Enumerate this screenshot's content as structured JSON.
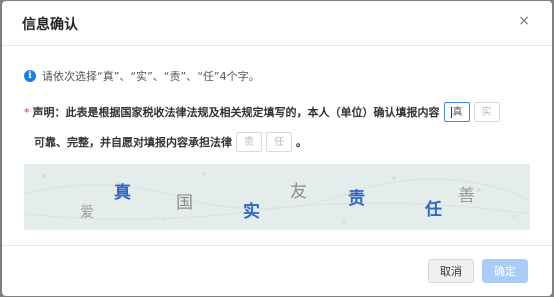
{
  "dialog": {
    "title": "信息确认",
    "close_glyph": "×"
  },
  "tip": {
    "icon": "info-icon",
    "icon_glyph": "i",
    "text": "请依次选择“真”、“实”、“责”、“任”4个字。"
  },
  "declaration": {
    "required_marker": "*",
    "line1": "声明：此表是根据国家税收法律法规及相关规定填写的，本人（单位）确认填报内容",
    "line2": "可靠、完整，并自愿对填报内容承担法律",
    "period": "。",
    "boxes": [
      {
        "value": "真",
        "active": true
      },
      {
        "value": "实",
        "active": false
      },
      {
        "value": "责",
        "active": false
      },
      {
        "value": "任",
        "active": false
      }
    ]
  },
  "captcha": {
    "chars": [
      {
        "text": "爱",
        "color": "#9a9a9a"
      },
      {
        "text": "真",
        "color": "#2f68c4"
      },
      {
        "text": "国",
        "color": "#8c8c8c"
      },
      {
        "text": "实",
        "color": "#2f68c4"
      },
      {
        "text": "友",
        "color": "#8c8c8c"
      },
      {
        "text": "责",
        "color": "#2f68c4"
      },
      {
        "text": "任",
        "color": "#2f68c4"
      },
      {
        "text": "善",
        "color": "#9a9a9a"
      }
    ]
  },
  "footer": {
    "cancel_label": "取消",
    "ok_label": "确定"
  }
}
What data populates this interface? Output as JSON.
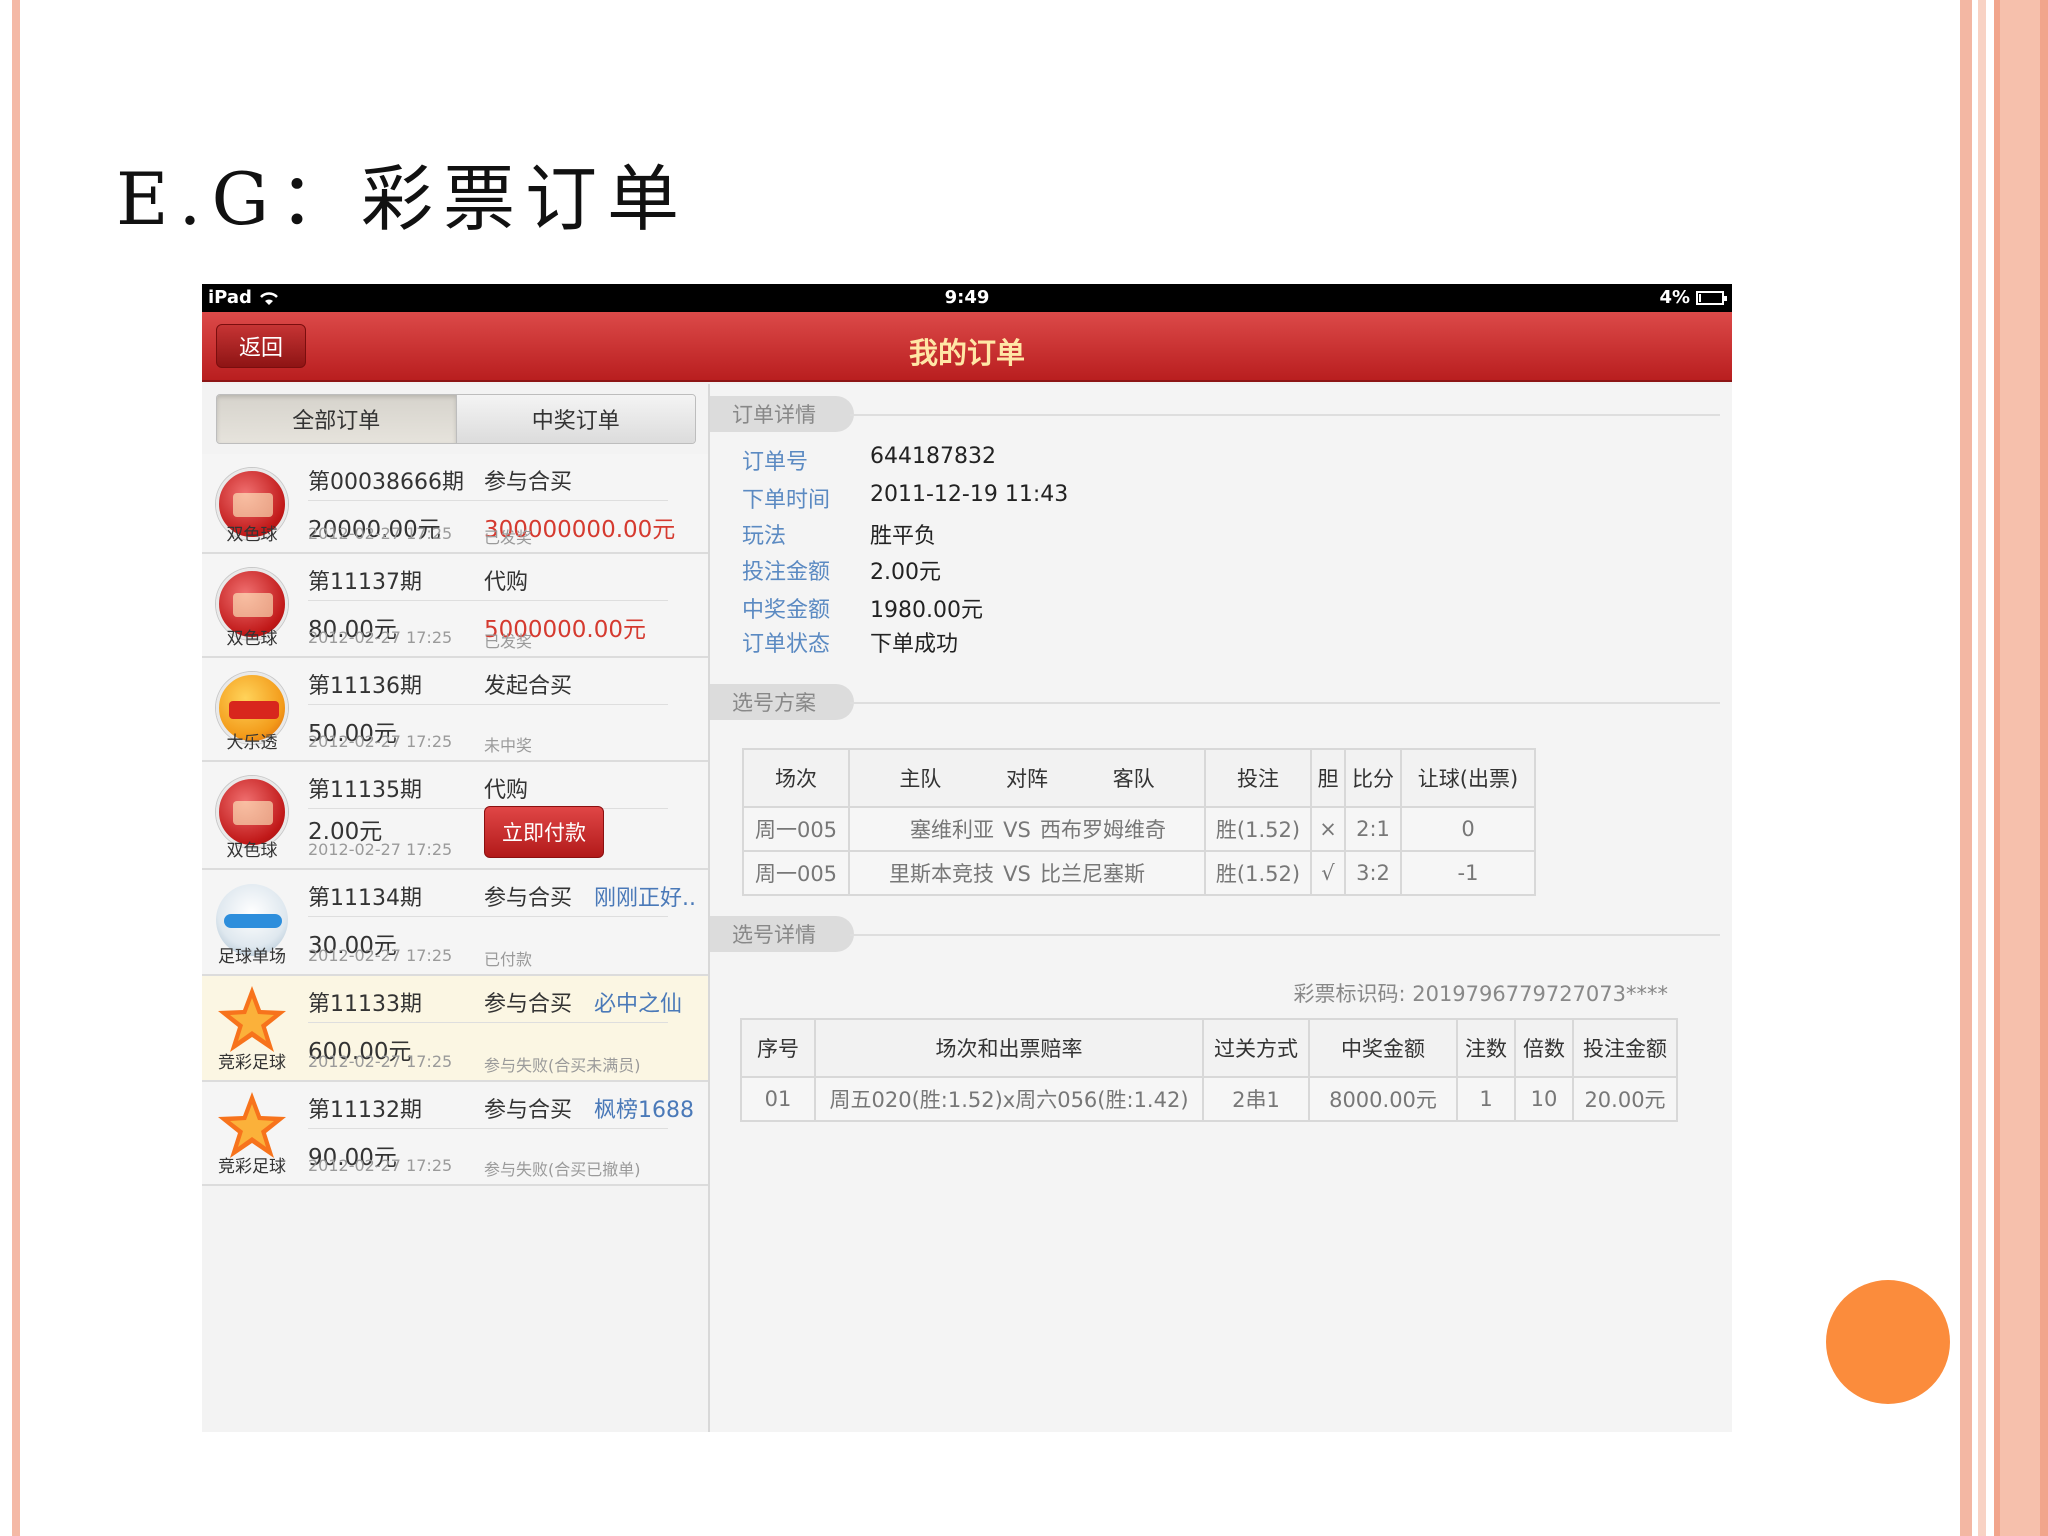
{
  "slide": {
    "title": "E.G：彩票订单"
  },
  "statusbar": {
    "device": "iPad",
    "time": "9:49",
    "battery": "4%",
    "battery_level": 0.04
  },
  "navbar": {
    "back_label": "返回",
    "title": "我的订单"
  },
  "tabs": [
    {
      "label": "全部订单",
      "active": true
    },
    {
      "label": "中奖订单",
      "active": false
    }
  ],
  "orders": [
    {
      "logo": "双色球-logo-icon",
      "lottery": "双色球",
      "period": "第00038666期",
      "type": "参与合买",
      "extra": "",
      "amount": "20000.00元",
      "prize": "300000000.00元",
      "date": "2012-02-27  17:25",
      "status": "已发奖",
      "pay_button": ""
    },
    {
      "logo": "双色球-logo-icon",
      "lottery": "双色球",
      "period": "第11137期",
      "type": "代购",
      "extra": "",
      "amount": "80.00元",
      "prize": "5000000.00元",
      "date": "2012-02-27  17:25",
      "status": "已发奖",
      "pay_button": ""
    },
    {
      "logo": "大乐透-logo-icon",
      "lottery": "大乐透",
      "period": "第11136期",
      "type": "发起合买",
      "extra": "",
      "amount": "50.00元",
      "prize": "",
      "date": "2012-02-27  17:25",
      "status": "未中奖",
      "pay_button": ""
    },
    {
      "logo": "双色球-logo-icon",
      "lottery": "双色球",
      "period": "第11135期",
      "type": "代购",
      "extra": "",
      "amount": "2.00元",
      "prize": "",
      "date": "2012-02-27  17:25",
      "status": "",
      "pay_button": "立即付款"
    },
    {
      "logo": "足球单场-logo-icon",
      "lottery": "足球单场",
      "period": "第11134期",
      "type": "参与合买",
      "extra": "刚刚正好..",
      "amount": "30.00元",
      "prize": "",
      "date": "2012-02-27  17:25",
      "status": "已付款",
      "pay_button": ""
    },
    {
      "logo": "竞彩足球-logo-icon",
      "lottery": "竞彩足球",
      "period": "第11133期",
      "type": "参与合买",
      "extra": "必中之仙",
      "amount": "600.00元",
      "prize": "",
      "date": "2012-02-27  17:25",
      "status": "参与失败(合买未满员)",
      "pay_button": ""
    },
    {
      "logo": "竞彩足球-logo-icon",
      "lottery": "竞彩足球",
      "period": "第11132期",
      "type": "参与合买",
      "extra": "枫榜1688",
      "amount": "90.00元",
      "prize": "",
      "date": "2012-02-27  17:25",
      "status": "参与失败(合买已撤单)",
      "pay_button": ""
    }
  ],
  "detail": {
    "section_title": "订单详情",
    "rows": [
      {
        "label": "订单号",
        "value": "644187832"
      },
      {
        "label": "下单时间",
        "value": "2011-12-19 11:43"
      },
      {
        "label": "玩法",
        "value": "胜平负"
      },
      {
        "label": "投注金额",
        "value": "2.00元"
      },
      {
        "label": "中奖金额",
        "value": "1980.00元"
      },
      {
        "label": "订单状态",
        "value": "下单成功"
      }
    ]
  },
  "plan": {
    "section_title": "选号方案",
    "headers": [
      "场次",
      "主队",
      "对阵",
      "客队",
      "投注",
      "胆",
      "比分",
      "让球(出票)"
    ],
    "rows": [
      {
        "match": "周一005",
        "home": "塞维利亚",
        "vs": "VS",
        "away": "西布罗姆维奇",
        "bet": "胜(1.52)",
        "dan": "×",
        "score": "2:1",
        "handicap": "0"
      },
      {
        "match": "周一005",
        "home": "里斯本竞技",
        "vs": "VS",
        "away": "比兰尼塞斯",
        "bet": "胜(1.52)",
        "dan": "√",
        "score": "3:2",
        "handicap": "-1"
      }
    ]
  },
  "pick_detail": {
    "section_title": "选号详情",
    "ticket_code": "彩票标识码: 2019796779727073****",
    "headers": [
      "序号",
      "场次和出票赔率",
      "过关方式",
      "中奖金额",
      "注数",
      "倍数",
      "投注金额"
    ],
    "rows": [
      {
        "no": "01",
        "matches": "周五020(胜:1.52)x周六056(胜:1.42)",
        "pass": "2串1",
        "win": "8000.00元",
        "count": "1",
        "multiple": "10",
        "stake": "20.00元"
      }
    ]
  },
  "colors": {
    "nav_red": "#c8302f",
    "prize_red": "#d53a2f",
    "label_blue": "#5b8ac2",
    "accent_orange": "#fb8c3c"
  }
}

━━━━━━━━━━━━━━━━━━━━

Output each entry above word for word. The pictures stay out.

(RESPONSE BELOW)
Enumerate this screenshot's content as structured JSON.
{
  "dialog": {
    "title": "信息确认",
    "close_glyph": "×"
  },
  "tip": {
    "icon": "info-icon",
    "icon_glyph": "i",
    "text": "请依次选择“真”、“实”、“责”、“任”4个字。"
  },
  "declaration": {
    "required_marker": "*",
    "line1": "声明：此表是根据国家税收法律法规及相关规定填写的，本人（单位）确认填报内容",
    "line2": "可靠、完整，并自愿对填报内容承担法律",
    "period": "。",
    "boxes": [
      {
        "value": "真",
        "active": true
      },
      {
        "value": "实",
        "active": false
      },
      {
        "value": "责",
        "active": false
      },
      {
        "value": "任",
        "active": false
      }
    ]
  },
  "captcha": {
    "chars": [
      {
        "text": "爱",
        "color": "#9a9a9a"
      },
      {
        "text": "真",
        "color": "#2f68c4"
      },
      {
        "text": "国",
        "color": "#8c8c8c"
      },
      {
        "text": "实",
        "color": "#2f68c4"
      },
      {
        "text": "友",
        "color": "#8c8c8c"
      },
      {
        "text": "责",
        "color": "#2f68c4"
      },
      {
        "text": "任",
        "color": "#2f68c4"
      },
      {
        "text": "善",
        "color": "#9a9a9a"
      }
    ]
  },
  "footer": {
    "cancel_label": "取消",
    "ok_label": "确定"
  }
}
What data populates this interface? Output as JSON.
{
  "slide": {
    "title": "E.G：彩票订单"
  },
  "statusbar": {
    "device": "iPad",
    "time": "9:49",
    "battery": "4%",
    "battery_level": 0.04
  },
  "navbar": {
    "back_label": "返回",
    "title": "我的订单"
  },
  "tabs": [
    {
      "label": "全部订单",
      "active": true
    },
    {
      "label": "中奖订单",
      "active": false
    }
  ],
  "orders": [
    {
      "logo": "双色球-logo-icon",
      "lottery": "双色球",
      "period": "第00038666期",
      "type": "参与合买",
      "extra": "",
      "amount": "20000.00元",
      "prize": "300000000.00元",
      "date": "2012-02-27  17:25",
      "status": "已发奖",
      "pay_button": ""
    },
    {
      "logo": "双色球-logo-icon",
      "lottery": "双色球",
      "period": "第11137期",
      "type": "代购",
      "extra": "",
      "amount": "80.00元",
      "prize": "5000000.00元",
      "date": "2012-02-27  17:25",
      "status": "已发奖",
      "pay_button": ""
    },
    {
      "logo": "大乐透-logo-icon",
      "lottery": "大乐透",
      "period": "第11136期",
      "type": "发起合买",
      "extra": "",
      "amount": "50.00元",
      "prize": "",
      "date": "2012-02-27  17:25",
      "status": "未中奖",
      "pay_button": ""
    },
    {
      "logo": "双色球-logo-icon",
      "lottery": "双色球",
      "period": "第11135期",
      "type": "代购",
      "extra": "",
      "amount": "2.00元",
      "prize": "",
      "date": "2012-02-27  17:25",
      "status": "",
      "pay_button": "立即付款"
    },
    {
      "logo": "足球单场-logo-icon",
      "lottery": "足球单场",
      "period": "第11134期",
      "type": "参与合买",
      "extra": "刚刚正好..",
      "amount": "30.00元",
      "prize": "",
      "date": "2012-02-27  17:25",
      "status": "已付款",
      "pay_button": ""
    },
    {
      "logo": "竞彩足球-logo-icon",
      "lottery": "竞彩足球",
      "period": "第11133期",
      "type": "参与合买",
      "extra": "必中之仙",
      "amount": "600.00元",
      "prize": "",
      "date": "2012-02-27  17:25",
      "status": "参与失败(合买未满员)",
      "pay_button": ""
    },
    {
      "logo": "竞彩足球-logo-icon",
      "lottery": "竞彩足球",
      "period": "第11132期",
      "type": "参与合买",
      "extra": "枫榜1688",
      "amount": "90.00元",
      "prize": "",
      "date": "2012-02-27  17:25",
      "status": "参与失败(合买已撤单)",
      "pay_button": ""
    }
  ],
  "detail": {
    "section_title": "订单详情",
    "rows": [
      {
        "label": "订单号",
        "value": "644187832"
      },
      {
        "label": "下单时间",
        "value": "2011-12-19 11:43"
      },
      {
        "label": "玩法",
        "value": "胜平负"
      },
      {
        "label": "投注金额",
        "value": "2.00元"
      },
      {
        "label": "中奖金额",
        "value": "1980.00元"
      },
      {
        "label": "订单状态",
        "value": "下单成功"
      }
    ]
  },
  "plan": {
    "section_title": "选号方案",
    "headers": [
      "场次",
      "主队",
      "对阵",
      "客队",
      "投注",
      "胆",
      "比分",
      "让球(出票)"
    ],
    "rows": [
      {
        "match": "周一005",
        "home": "塞维利亚",
        "vs": "VS",
        "away": "西布罗姆维奇",
        "bet": "胜(1.52)",
        "dan": "×",
        "score": "2:1",
        "handicap": "0"
      },
      {
        "match": "周一005",
        "home": "里斯本竞技",
        "vs": "VS",
        "away": "比兰尼塞斯",
        "bet": "胜(1.52)",
        "dan": "√",
        "score": "3:2",
        "handicap": "-1"
      }
    ]
  },
  "pick_detail": {
    "section_title": "选号详情",
    "ticket_code": "彩票标识码: 2019796779727073****",
    "headers": [
      "序号",
      "场次和出票赔率",
      "过关方式",
      "中奖金额",
      "注数",
      "倍数",
      "投注金额"
    ],
    "rows": [
      {
        "no": "01",
        "matches": "周五020(胜:1.52)x周六056(胜:1.42)",
        "pass": "2串1",
        "win": "8000.00元",
        "count": "1",
        "multiple": "10",
        "stake": "20.00元"
      }
    ]
  },
  "colors": {
    "nav_red": "#c8302f",
    "prize_red": "#d53a2f",
    "label_blue": "#5b8ac2",
    "accent_orange": "#fb8c3c"
  }
}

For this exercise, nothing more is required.